*** Opening DATA ***

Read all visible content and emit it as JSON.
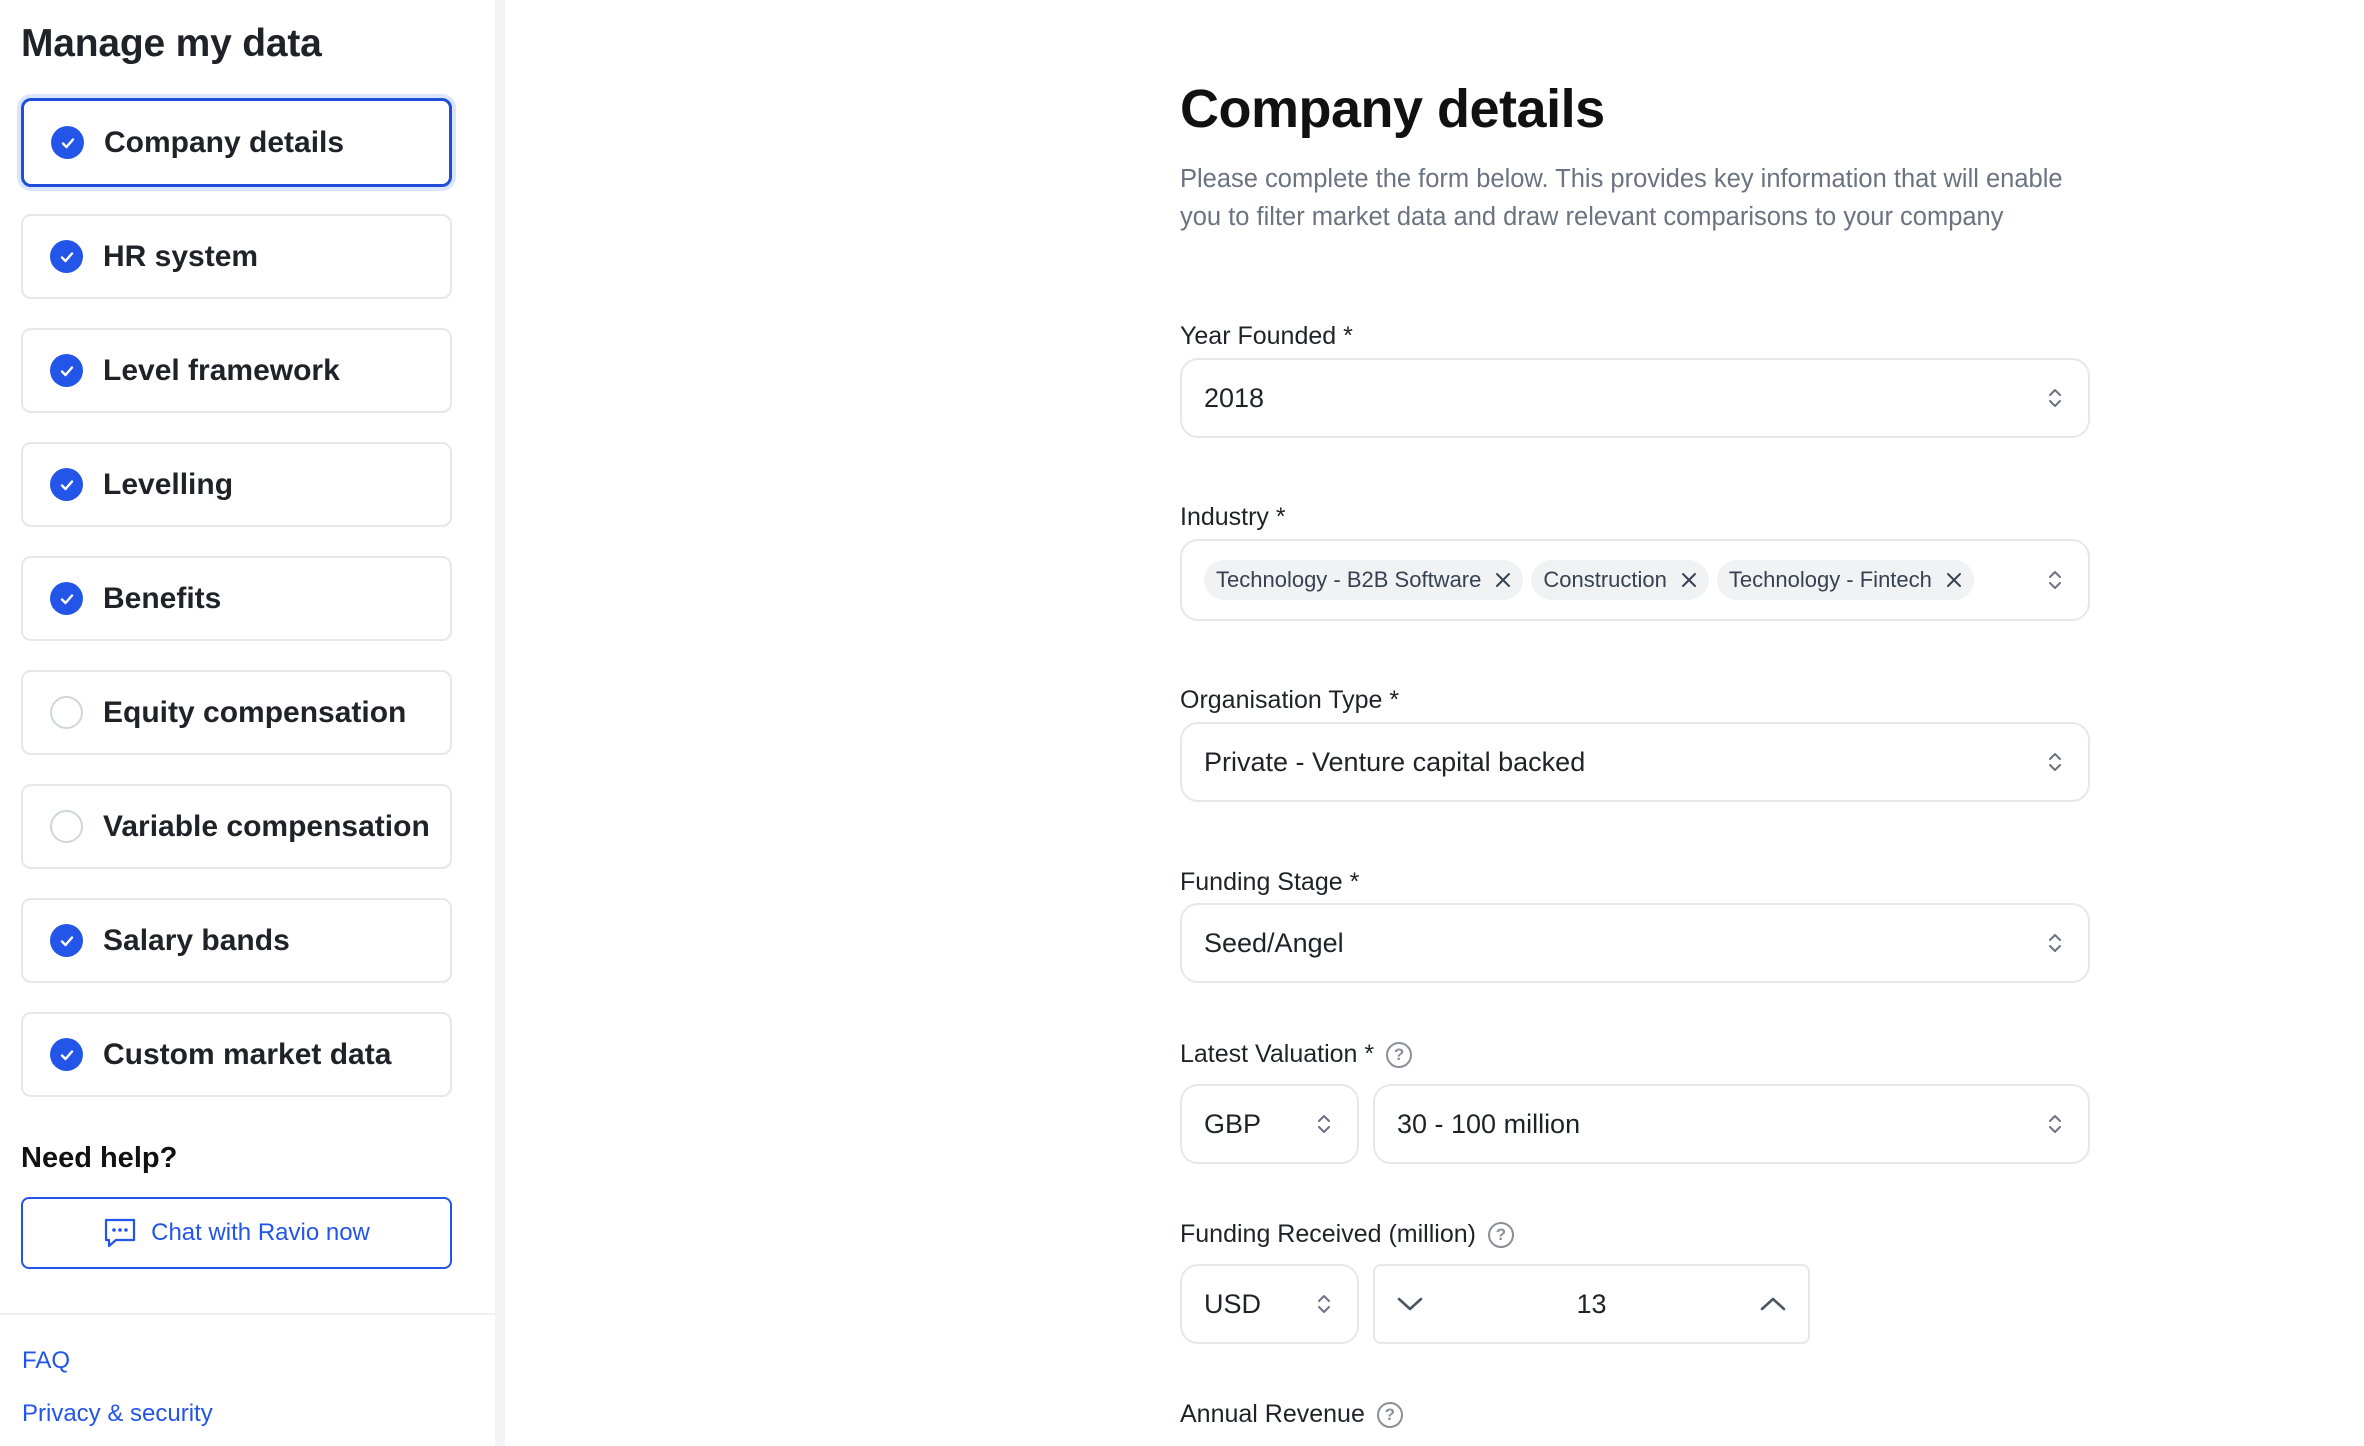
{
  "sidebar": {
    "title": "Manage my data",
    "items": [
      {
        "label": "Company details",
        "done": true,
        "active": true
      },
      {
        "label": "HR system",
        "done": true
      },
      {
        "label": "Level framework",
        "done": true
      },
      {
        "label": "Levelling",
        "done": true
      },
      {
        "label": "Benefits",
        "done": true
      },
      {
        "label": "Equity compensation",
        "done": false
      },
      {
        "label": "Variable compensation",
        "done": false
      },
      {
        "label": "Salary bands",
        "done": true
      },
      {
        "label": "Custom market data",
        "done": true
      }
    ],
    "help_title": "Need help?",
    "chat_label": "Chat with Ravio now",
    "footer": {
      "faq": "FAQ",
      "privacy": "Privacy & security"
    }
  },
  "main": {
    "title": "Company details",
    "description": "Please complete the form below. This provides key information that will enable you to filter market data and draw relevant comparisons to your company",
    "fields": {
      "year_founded": {
        "label": "Year Founded *",
        "value": "2018"
      },
      "industry": {
        "label": "Industry *",
        "chips": [
          "Technology - B2B Software",
          "Construction",
          "Technology - Fintech"
        ]
      },
      "organisation_type": {
        "label": "Organisation Type *",
        "value": "Private - Venture capital backed"
      },
      "funding_stage": {
        "label": "Funding Stage *",
        "value": "Seed/Angel"
      },
      "latest_valuation": {
        "label": "Latest Valuation *",
        "currency": "GBP",
        "value": "30 - 100 million"
      },
      "funding_received": {
        "label": "Funding Received (million)",
        "currency": "USD",
        "value": "13"
      },
      "annual_revenue": {
        "label": "Annual Revenue"
      }
    }
  },
  "colors": {
    "accent": "#2355e8",
    "border": "#e5e7eb",
    "muted": "#6b7280"
  }
}
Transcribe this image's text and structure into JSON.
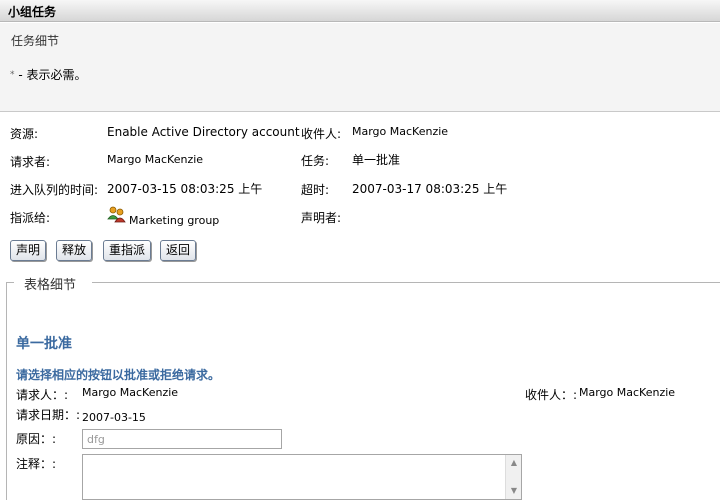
{
  "window": {
    "title": "小组任务"
  },
  "header": {
    "subtitle": "任务细节",
    "required_star": "*",
    "required_note": " - 表示必需。"
  },
  "details": {
    "resource_label": "资源:",
    "resource_value": "Enable Active Directory account",
    "recipient_label": "收件人:",
    "recipient_value": "Margo MacKenzie",
    "requester_label": "请求者:",
    "requester_value": "Margo MacKenzie",
    "task_label": "任务:",
    "task_value": "单一批准",
    "queued_label": "进入队列的时间:",
    "queued_value": "2007-03-15 08:03:25 上午",
    "timeout_label": "超时:",
    "timeout_value": "2007-03-17 08:03:25 上午",
    "assigned_label": "指派给:",
    "assigned_value": "Marketing group",
    "claimant_label": "声明者:"
  },
  "buttons": {
    "claim": "声明",
    "release": "释放",
    "reassign": "重指派",
    "back": "返回"
  },
  "form": {
    "legend": "表格细节",
    "title": "单一批准",
    "instruction": "请选择相应的按钮以批准或拒绝请求。",
    "requester_label": "请求人：:",
    "requester_value": "Margo MacKenzie",
    "recipient_label": "收件人：:",
    "recipient_value": "Margo MacKenzie",
    "request_date_label": "请求日期：:",
    "request_date_value": "2007-03-15",
    "reason_label": "原因：:",
    "reason_value": "dfg",
    "comment_label": "注释：:"
  },
  "icons": {
    "group": "group-users-icon",
    "scroll_up": "scroll-up-icon",
    "scroll_down": "scroll-down-icon"
  }
}
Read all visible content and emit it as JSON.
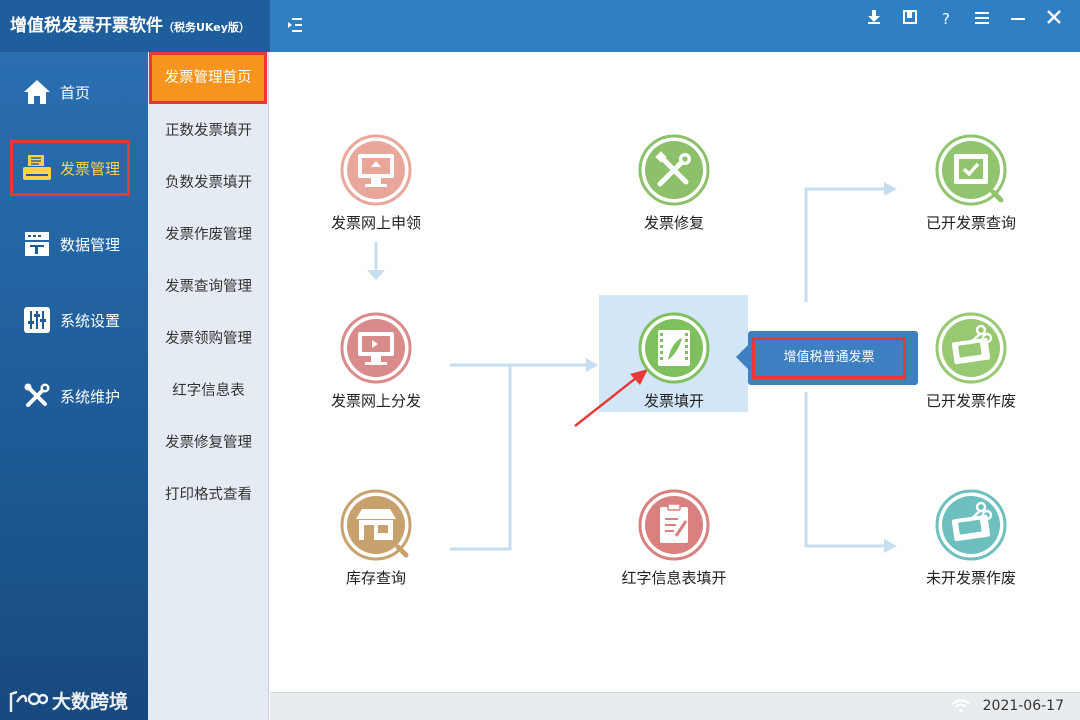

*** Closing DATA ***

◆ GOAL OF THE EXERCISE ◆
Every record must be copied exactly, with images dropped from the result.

◆ TASK SOLUTION ◆
Read all visible content and emit it as JSON.
{
  "sidebar": {
    "title": "Manage my data",
    "items": [
      {
        "label": "Company details",
        "done": true,
        "active": true
      },
      {
        "label": "HR system",
        "done": true
      },
      {
        "label": "Level framework",
        "done": true
      },
      {
        "label": "Levelling",
        "done": true
      },
      {
        "label": "Benefits",
        "done": true
      },
      {
        "label": "Equity compensation",
        "done": false
      },
      {
        "label": "Variable compensation",
        "done": false
      },
      {
        "label": "Salary bands",
        "done": true
      },
      {
        "label": "Custom market data",
        "done": true
      }
    ],
    "help_title": "Need help?",
    "chat_label": "Chat with Ravio now",
    "footer": {
      "faq": "FAQ",
      "privacy": "Privacy & security"
    }
  },
  "main": {
    "title": "Company details",
    "description": "Please complete the form below. This provides key information that will enable you to filter market data and draw relevant comparisons to your company",
    "fields": {
      "year_founded": {
        "label": "Year Founded *",
        "value": "2018"
      },
      "industry": {
        "label": "Industry *",
        "chips": [
          "Technology - B2B Software",
          "Construction",
          "Technology - Fintech"
        ]
      },
      "organisation_type": {
        "label": "Organisation Type *",
        "value": "Private - Venture capital backed"
      },
      "funding_stage": {
        "label": "Funding Stage *",
        "value": "Seed/Angel"
      },
      "latest_valuation": {
        "label": "Latest Valuation *",
        "currency": "GBP",
        "value": "30 - 100 million"
      },
      "funding_received": {
        "label": "Funding Received (million)",
        "currency": "USD",
        "value": "13"
      },
      "annual_revenue": {
        "label": "Annual Revenue"
      }
    }
  },
  "colors": {
    "accent": "#2355e8",
    "border": "#e5e7eb",
    "muted": "#6b7280"
  }
}
Transcribe this image's text and structure into JSON.
{
  "window": {
    "title": "小组任务"
  },
  "header": {
    "subtitle": "任务细节",
    "required_star": "*",
    "required_note": " - 表示必需。"
  },
  "details": {
    "resource_label": "资源:",
    "resource_value": "Enable Active Directory account",
    "recipient_label": "收件人:",
    "recipient_value": "Margo MacKenzie",
    "requester_label": "请求者:",
    "requester_value": "Margo MacKenzie",
    "task_label": "任务:",
    "task_value": "单一批准",
    "queued_label": "进入队列的时间:",
    "queued_value": "2007-03-15 08:03:25 上午",
    "timeout_label": "超时:",
    "timeout_value": "2007-03-17 08:03:25 上午",
    "assigned_label": "指派给:",
    "assigned_value": "Marketing group",
    "claimant_label": "声明者:"
  },
  "buttons": {
    "claim": "声明",
    "release": "释放",
    "reassign": "重指派",
    "back": "返回"
  },
  "form": {
    "legend": "表格细节",
    "title": "单一批准",
    "instruction": "请选择相应的按钮以批准或拒绝请求。",
    "requester_label": "请求人：:",
    "requester_value": "Margo MacKenzie",
    "recipient_label": "收件人：:",
    "recipient_value": "Margo MacKenzie",
    "request_date_label": "请求日期：:",
    "request_date_value": "2007-03-15",
    "reason_label": "原因：:",
    "reason_value": "dfg",
    "comment_label": "注释：:"
  },
  "icons": {
    "group": "group-users-icon",
    "scroll_up": "scroll-up-icon",
    "scroll_down": "scroll-down-icon"
  }
}
Read all visible content and emit it as JSON.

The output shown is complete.